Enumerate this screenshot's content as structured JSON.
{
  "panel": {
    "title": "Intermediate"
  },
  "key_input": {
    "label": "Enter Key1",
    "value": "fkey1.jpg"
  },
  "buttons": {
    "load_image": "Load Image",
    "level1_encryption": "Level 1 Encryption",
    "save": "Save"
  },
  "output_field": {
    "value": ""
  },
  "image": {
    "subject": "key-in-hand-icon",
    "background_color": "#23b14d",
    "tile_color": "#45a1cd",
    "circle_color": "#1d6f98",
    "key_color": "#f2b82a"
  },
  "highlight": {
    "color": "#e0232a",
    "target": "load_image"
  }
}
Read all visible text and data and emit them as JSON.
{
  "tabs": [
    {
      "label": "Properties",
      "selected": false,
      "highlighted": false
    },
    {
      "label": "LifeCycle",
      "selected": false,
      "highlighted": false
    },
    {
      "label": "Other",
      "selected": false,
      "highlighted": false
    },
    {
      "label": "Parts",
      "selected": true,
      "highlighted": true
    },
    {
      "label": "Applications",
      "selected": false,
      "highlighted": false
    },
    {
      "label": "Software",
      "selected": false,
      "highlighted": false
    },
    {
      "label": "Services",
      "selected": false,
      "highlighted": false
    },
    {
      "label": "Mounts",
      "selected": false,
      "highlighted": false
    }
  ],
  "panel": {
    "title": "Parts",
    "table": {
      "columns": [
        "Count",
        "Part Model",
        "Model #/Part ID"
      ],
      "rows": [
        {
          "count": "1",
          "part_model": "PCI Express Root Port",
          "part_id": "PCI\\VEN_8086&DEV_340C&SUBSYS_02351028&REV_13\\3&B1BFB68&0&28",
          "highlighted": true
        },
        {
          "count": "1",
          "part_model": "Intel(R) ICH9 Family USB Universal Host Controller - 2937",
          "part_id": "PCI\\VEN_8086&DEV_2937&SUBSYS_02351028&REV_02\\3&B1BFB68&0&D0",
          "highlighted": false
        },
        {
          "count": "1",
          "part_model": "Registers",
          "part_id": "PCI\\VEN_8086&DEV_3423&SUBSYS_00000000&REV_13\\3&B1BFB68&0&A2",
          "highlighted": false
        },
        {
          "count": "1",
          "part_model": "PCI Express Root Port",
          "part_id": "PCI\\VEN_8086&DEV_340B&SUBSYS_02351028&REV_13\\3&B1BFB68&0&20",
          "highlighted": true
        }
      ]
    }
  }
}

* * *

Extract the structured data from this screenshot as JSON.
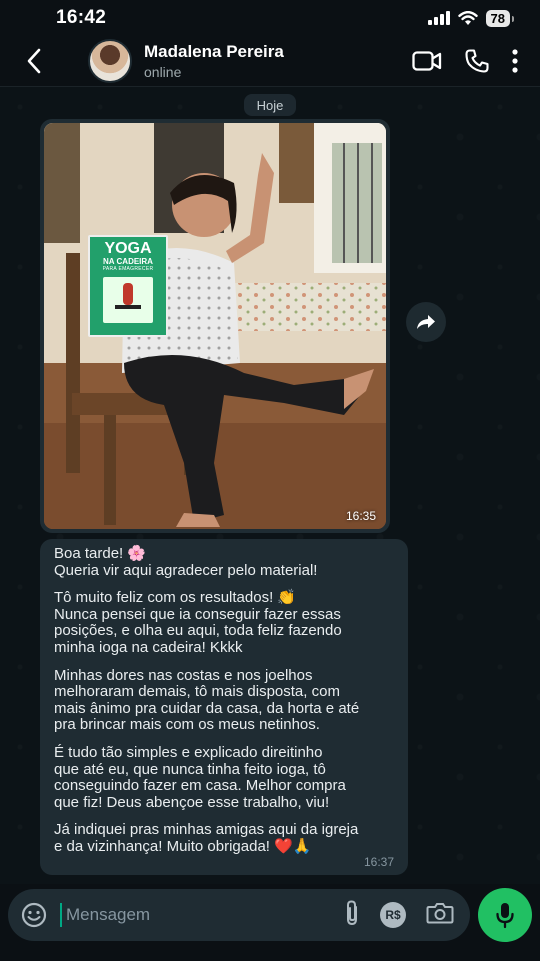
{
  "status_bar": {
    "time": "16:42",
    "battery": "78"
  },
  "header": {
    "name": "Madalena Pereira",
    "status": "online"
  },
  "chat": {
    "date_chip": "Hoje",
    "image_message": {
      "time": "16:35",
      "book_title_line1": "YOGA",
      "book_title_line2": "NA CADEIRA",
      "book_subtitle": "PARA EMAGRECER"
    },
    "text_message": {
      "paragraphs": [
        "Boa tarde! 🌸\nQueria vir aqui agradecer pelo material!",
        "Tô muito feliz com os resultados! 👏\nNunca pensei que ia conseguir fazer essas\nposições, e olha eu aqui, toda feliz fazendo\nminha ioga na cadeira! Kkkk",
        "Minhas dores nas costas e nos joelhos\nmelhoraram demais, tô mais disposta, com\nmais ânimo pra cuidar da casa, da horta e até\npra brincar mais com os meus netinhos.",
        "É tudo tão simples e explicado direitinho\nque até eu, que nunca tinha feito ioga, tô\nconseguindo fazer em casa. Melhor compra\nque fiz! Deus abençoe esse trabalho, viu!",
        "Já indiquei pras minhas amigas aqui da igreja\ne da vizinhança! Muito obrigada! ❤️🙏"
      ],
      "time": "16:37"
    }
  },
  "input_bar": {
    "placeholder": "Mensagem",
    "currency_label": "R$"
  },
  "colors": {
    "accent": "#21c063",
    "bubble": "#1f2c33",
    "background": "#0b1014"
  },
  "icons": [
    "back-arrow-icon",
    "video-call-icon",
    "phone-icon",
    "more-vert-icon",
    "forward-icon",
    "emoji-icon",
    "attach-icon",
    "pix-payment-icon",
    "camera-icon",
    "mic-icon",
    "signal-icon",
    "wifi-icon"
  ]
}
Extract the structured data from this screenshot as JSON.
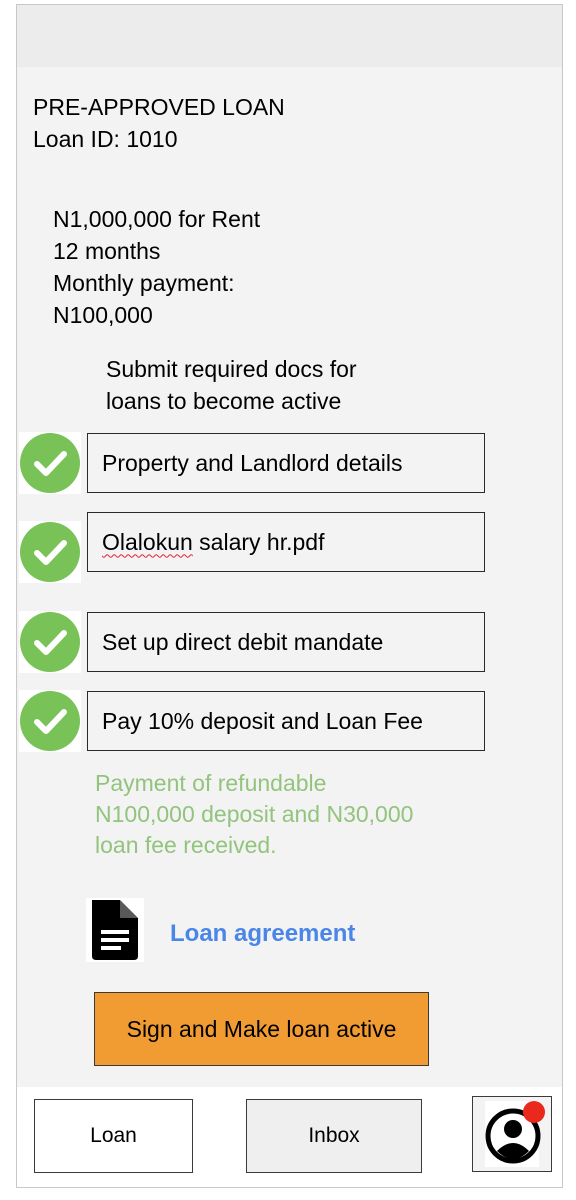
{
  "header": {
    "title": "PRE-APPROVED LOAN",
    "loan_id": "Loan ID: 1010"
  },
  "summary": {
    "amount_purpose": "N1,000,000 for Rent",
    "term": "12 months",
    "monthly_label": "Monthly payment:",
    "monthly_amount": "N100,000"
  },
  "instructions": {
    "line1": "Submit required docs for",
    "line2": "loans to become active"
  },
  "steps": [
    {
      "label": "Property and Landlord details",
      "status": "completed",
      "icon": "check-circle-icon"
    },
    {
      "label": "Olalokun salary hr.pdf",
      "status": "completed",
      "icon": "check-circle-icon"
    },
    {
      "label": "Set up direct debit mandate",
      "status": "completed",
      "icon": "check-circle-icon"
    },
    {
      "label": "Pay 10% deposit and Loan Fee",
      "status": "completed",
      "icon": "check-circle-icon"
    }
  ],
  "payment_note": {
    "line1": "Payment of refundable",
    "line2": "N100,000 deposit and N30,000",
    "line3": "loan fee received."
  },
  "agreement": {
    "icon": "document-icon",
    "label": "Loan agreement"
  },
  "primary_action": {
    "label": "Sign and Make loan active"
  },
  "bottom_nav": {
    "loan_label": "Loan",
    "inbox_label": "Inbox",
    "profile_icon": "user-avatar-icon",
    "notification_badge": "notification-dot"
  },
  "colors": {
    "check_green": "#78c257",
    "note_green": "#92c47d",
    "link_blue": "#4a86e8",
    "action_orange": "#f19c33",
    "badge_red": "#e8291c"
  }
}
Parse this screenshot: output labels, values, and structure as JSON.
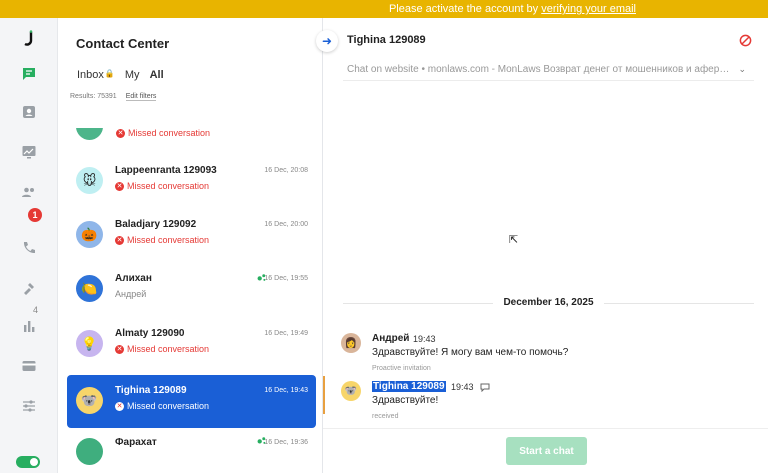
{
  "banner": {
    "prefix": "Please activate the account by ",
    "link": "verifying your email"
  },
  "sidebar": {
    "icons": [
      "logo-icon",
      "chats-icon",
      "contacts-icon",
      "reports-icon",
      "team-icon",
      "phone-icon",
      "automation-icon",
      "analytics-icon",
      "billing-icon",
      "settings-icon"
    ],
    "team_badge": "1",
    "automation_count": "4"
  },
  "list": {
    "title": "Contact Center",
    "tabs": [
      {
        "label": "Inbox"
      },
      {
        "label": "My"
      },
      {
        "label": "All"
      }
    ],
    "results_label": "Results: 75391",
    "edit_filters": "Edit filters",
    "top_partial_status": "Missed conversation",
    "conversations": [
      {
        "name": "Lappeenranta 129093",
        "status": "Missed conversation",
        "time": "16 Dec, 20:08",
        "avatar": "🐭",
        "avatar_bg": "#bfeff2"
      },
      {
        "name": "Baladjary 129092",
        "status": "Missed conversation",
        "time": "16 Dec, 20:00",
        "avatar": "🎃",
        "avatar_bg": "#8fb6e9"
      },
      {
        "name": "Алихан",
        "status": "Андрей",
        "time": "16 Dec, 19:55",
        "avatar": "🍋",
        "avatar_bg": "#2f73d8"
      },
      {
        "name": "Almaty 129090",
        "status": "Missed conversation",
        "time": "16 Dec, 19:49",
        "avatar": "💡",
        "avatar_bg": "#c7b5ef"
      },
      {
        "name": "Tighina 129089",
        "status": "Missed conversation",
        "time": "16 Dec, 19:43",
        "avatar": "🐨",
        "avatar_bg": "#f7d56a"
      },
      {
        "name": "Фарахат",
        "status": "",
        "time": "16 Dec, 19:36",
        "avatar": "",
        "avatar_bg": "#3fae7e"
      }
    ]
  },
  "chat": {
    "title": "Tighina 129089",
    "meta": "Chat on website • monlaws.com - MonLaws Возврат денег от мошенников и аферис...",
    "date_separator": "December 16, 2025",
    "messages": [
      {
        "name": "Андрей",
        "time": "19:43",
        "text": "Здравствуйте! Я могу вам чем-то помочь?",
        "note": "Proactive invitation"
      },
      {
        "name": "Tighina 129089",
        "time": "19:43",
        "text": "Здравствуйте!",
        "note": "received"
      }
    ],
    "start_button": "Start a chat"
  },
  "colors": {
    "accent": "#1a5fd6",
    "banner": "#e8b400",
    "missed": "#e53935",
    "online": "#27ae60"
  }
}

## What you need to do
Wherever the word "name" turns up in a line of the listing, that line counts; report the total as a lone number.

## Exercise answer
9